So, there’s no doubt that partnership working has helped us during the crisis but I believe it is going to produce even better results for all of us when we finally get back to normal.
Deeley Group has started work on a fourth development in the area – after already building a school, church and church hall since the 1950s.
The latest project, which is being delivered in partnership with housing provider Stonewater, will see the construction of 39 affordable new homes at a redundant brownfield site on Tiverton Road.
It is being led by Eleanor Deeley, deputy managing director at the Deeley Group, who follows in the footsteps of her father and grandfather in leading developments in Wyken.
George W. Deeley, who founded the company in 1936, was on-site for the building of nearby St John Fisher School in the mid-1950s.
The school was one of the first built in post-war Coventry and was the first school built by the company.
A 12-year-old Peter Deeley, now managing director, learned to drive a dumper truck for the first time on the development as he got his first taste of the world of construction.
He returned 20 years later to build the St John Fisher Church, providing a church for the parish that was formed in the 1960s.
And, 20 years on, Deeley were back in Wyken again, with current Deeley Construction managing director Martin Gallagher working as a quantity surveyor on the construction of the church’s parish hall in 1991.
Peter Deeley, managing director of the Deeley Group, said: “We have a long history of developments in the area and are now adding new housing to the numerous benefits we have brought to Wyken.
“My career in construction started on site in the area in the 1950s. But it’s safe to say health and safety regulations have come a long way since then, as I was given the chance to drive a dumper as a young boy!
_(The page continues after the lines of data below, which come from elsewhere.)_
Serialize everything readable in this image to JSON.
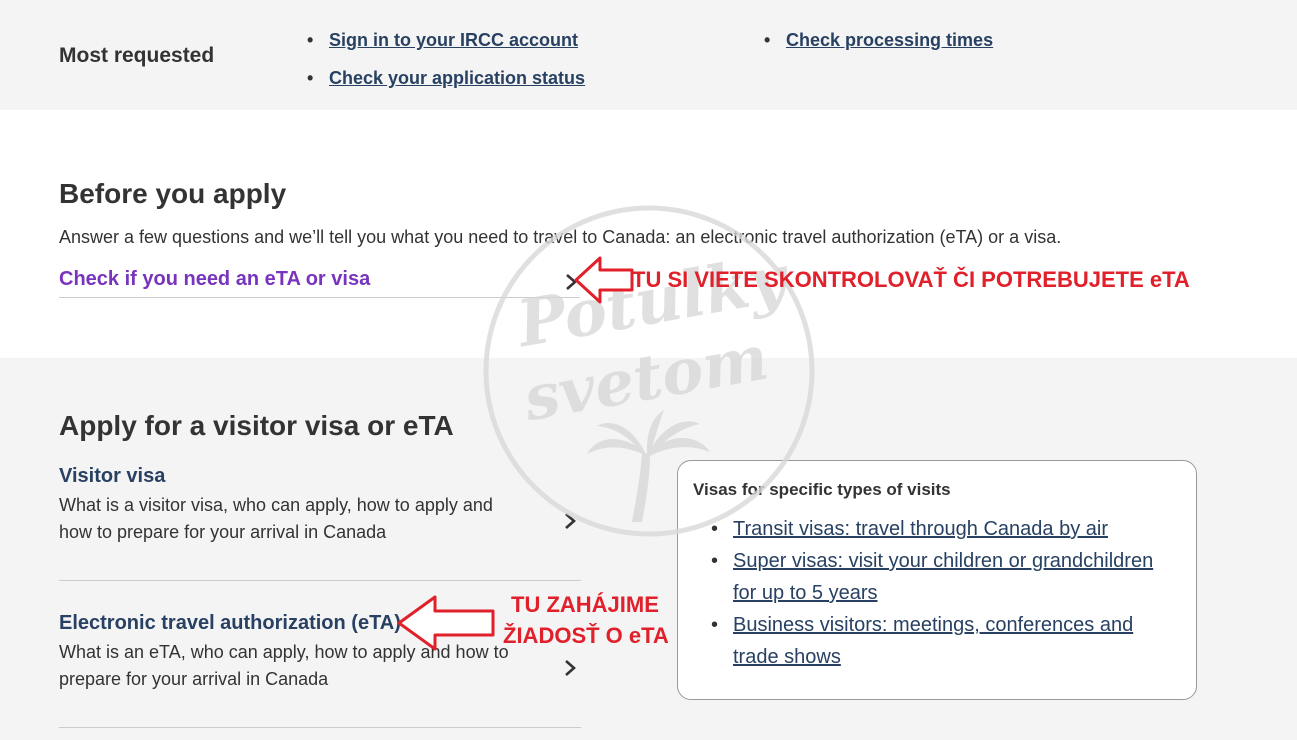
{
  "most_requested": {
    "title": "Most requested",
    "links_col1": [
      "Sign in to your IRCC account",
      "Check your application status"
    ],
    "links_col2": [
      "Check processing times"
    ]
  },
  "before_apply": {
    "title": "Before you apply",
    "description": "Answer a few questions and we’ll tell you what you need to travel to Canada: an electronic travel authorization (eTA) or a visa.",
    "check_link": "Check if you need an eTA or visa"
  },
  "apply_section": {
    "title": "Apply for a visitor visa or eTA",
    "cards": [
      {
        "title": "Visitor visa",
        "description": "What is a visitor visa, who can apply, how to apply and how to prepare for your arrival in Canada"
      },
      {
        "title": "Electronic travel authorization (eTA)",
        "description": "What is an eTA, who can apply, how to apply and how to prepare for your arrival in Canada"
      }
    ],
    "side_box": {
      "title": "Visas for specific types of visits",
      "links": [
        "Transit visas: travel through Canada by air",
        "Super visas: visit your children or grandchildren for up to 5 years",
        "Business visitors: meetings, conferences and trade shows"
      ]
    }
  },
  "annotations": {
    "check_note": "TU SI VIETE SKONTROLOVAŤ ČI POTREBUJETE eTA",
    "eta_note_line1": "TU ZAHÁJIME",
    "eta_note_line2": "ŽIADOSŤ O eTA"
  },
  "watermark": {
    "line1": "Potulky",
    "line2": "svetom"
  },
  "colors": {
    "link": "#284162",
    "visited_link": "#7834bc",
    "annotation": "#e0202a",
    "band": "#f4f4f4"
  }
}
“At the time, our yard was based just up the road in Stoke and the completion of St John Fisher School was the first school the firm built.
“The church was an interesting project and has been of huge value to the community, with the addition of the parish hall giving more space for people to come together.
“We have committed almost seven decades to improving lives for people living in Wyken and the new housing development at Tiverton Road is the next step in our development in the area.”
Eleanor Deeley, deputy managing director of the Deeley Group, added: “To be following in the family footsteps by bringing more important resources to this community is a great honour.
“As a child I recall going into the company offices on a Saturday, the family values are ingrained into me, and over the last 20 years I’ve seen the firm complete a wide range projects to improve the lives of people in communities around Coventry.
“By taking a short walk around the area you can see the positive impact the firm has had through the years and the housing project will bring further benefit to the people of Wyken.”
Matthew Crucefix, director of development (West) for Stonewater said: “We’re delighted to once again be working with Deeley Group on this project.
“It is important to Stonewater to work with partner organisations who know, understand and respect the local community in which we work.
“Over the years we’ve established a great working relationship with Deeley Group both as Stonewater during the last five years and with legacy organisation, Jephson Housing Association, prior Stonewater’s creation.
“We are delighted to be building much needed new affordable homes back in Warwickshire so soon after the completion of our joint scheme at Feather Lane in Nuneaton.
“Our work locally really demonstrates our joint commitment to help tackle the housing crisis and do what we can to ensure everyone has the opportunity to have a place to call home.”
Pictured: Matthew Crucefix (Stonewater), Eleanor Deeley (Deeley Group) and Peter Deeley. (Deeley Group).